Running and Foot Pain
by: Jen Lausten PT and Amy Smith ATC
Why do my feet hurt?!
You may assume it’s the structure of your feet and it’s partly true. Both flat feet and high arches can cause problems in the soft tissue of feet.
One more wonderful part of middle age is the wearing away of the fat pad that provides cushion on the heel (calcaneus). The body also becomes less forgiving to the wear and tear because your high arches are too inflexible or your flat feet are overly stretched.
Often, in the clinic when we have patients complain of foot pain, it’s from a recent change in lifestyle, such as starting to RUN. It doesn’t seem fair that we want to make a healthy decision to improve our fitness and than get hurt and discouraged. It is usually due to increasing the running distance or the intensity too quickly. Another aggravator can be the surface on which you are running, such as downhill or on uneven ground.
Here was an interesting blog by a scientist who happens to be a runner. He began very unfit, only able to run 50 yards, and now can do 50 km! He wrote out a safe progression from walking to running. His program uses good common sense, and references several running experts.
In a nutshell, get good at walking before you run!! Walk 30 min a day and make sure you feel pretty good the next day too.
“The starting point doesn’t matter. Being consistent matters. Getting out for your next workout matters.” –Grumbine Science
Here is why your feet hurt from running from a Physical Therapist viewpoint:
The plantar fascia is a celery-like structure that connects the heel to the ball of the foot. It is like a band that connects a tripod that consists of the heel and the bones of the ball of the foot. The goal of the plantar fascia is to stabilize and support the arch, assist with pressure distribution across the foot, and to transfer the strength of the Achilles tendon to the forefoot by helping propulse the foot from heel to toe motion.
Another reason for your foot pain could be foot wear. Your running shoes may be worn out or not fitting properly. So, if you are about to start an exercise program, make sure you get the correct shoe for your foot shape (high arch=supinator or flat feet=pronator). It is also important to get the correct type of shoe for the activity you are planning to do (i.e. running vs. cross training).
How do you know if you have plantar fasciitis?
The most common complaint is pain and stiffness in the bottom of the heel. The heel pain may be dull or sharp.

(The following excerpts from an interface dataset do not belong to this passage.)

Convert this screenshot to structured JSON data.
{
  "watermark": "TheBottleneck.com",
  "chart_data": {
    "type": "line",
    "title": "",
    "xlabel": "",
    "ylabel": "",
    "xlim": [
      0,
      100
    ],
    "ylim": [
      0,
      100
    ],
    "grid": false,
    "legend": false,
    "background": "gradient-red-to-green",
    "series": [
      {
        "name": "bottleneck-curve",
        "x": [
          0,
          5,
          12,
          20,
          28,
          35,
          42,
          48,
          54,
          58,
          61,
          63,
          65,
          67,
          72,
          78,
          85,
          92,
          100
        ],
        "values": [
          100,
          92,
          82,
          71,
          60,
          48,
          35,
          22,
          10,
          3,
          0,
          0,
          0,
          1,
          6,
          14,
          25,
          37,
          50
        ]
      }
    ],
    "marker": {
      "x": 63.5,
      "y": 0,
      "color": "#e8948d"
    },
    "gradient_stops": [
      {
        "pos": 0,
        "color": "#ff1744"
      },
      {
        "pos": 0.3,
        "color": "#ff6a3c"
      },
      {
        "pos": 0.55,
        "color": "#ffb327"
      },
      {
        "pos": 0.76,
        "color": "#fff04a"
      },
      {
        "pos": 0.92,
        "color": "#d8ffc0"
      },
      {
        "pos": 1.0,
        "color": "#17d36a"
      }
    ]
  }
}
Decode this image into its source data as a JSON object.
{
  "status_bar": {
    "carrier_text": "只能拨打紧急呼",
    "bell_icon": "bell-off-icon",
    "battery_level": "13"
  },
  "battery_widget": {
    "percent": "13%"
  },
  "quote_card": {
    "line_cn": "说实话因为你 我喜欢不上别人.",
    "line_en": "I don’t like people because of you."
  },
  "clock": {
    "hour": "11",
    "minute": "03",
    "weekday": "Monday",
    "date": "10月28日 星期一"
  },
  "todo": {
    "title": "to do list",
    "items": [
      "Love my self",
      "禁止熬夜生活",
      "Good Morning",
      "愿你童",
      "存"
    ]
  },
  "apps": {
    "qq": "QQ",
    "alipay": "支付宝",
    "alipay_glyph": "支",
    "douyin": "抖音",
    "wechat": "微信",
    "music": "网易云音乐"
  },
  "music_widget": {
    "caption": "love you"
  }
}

The bottom of the foot may also ache or burn.
The pain is usually worse:
- In the morning when you take your first steps
- After standing or sitting for a while
- When climbing stairs
- After intense activity
The pain may develop slowly over time, or suddenly after intense activity.
What can you do about it
- Acetaminophen (Tylenol) or ibuprofen (Advil, Motrin) to reduce pain and inflammation
- Heel and foot stretching exercises
- Resting as much as possible for at least a week
- Wearing shoes with good support and cushions
Other steps to relieve pain include:
- Apply ice to the painful area. Do this at least twice a day for 10 – 15 minutes. A good way to do this is to freeze a water bottle, and roll it under the arch of your foot.
- Try wearing a gel heel cup. These can usually be found at your local sports store or pharmacy.
- Use night splints to stretch the injured fascia and allow it to heal. You can use a traditional splint, or a Strassburg sock (pictured below) may be more comfortable to sleep in.
If these don’t work should see PT to treat with modalities to decrease inflammation, as well as to possibly provide deep soft tissue mobilization in the areas of the calf that may be providing too much strain to affected area. Sometimes, immobilization is what it really needs, and a walking boot is issued for 6-8 wks to calm down the inflammation.
Next month we will discuss how to assess your computer posture and to improve shoulder and neck pain caused from forward head and slouching!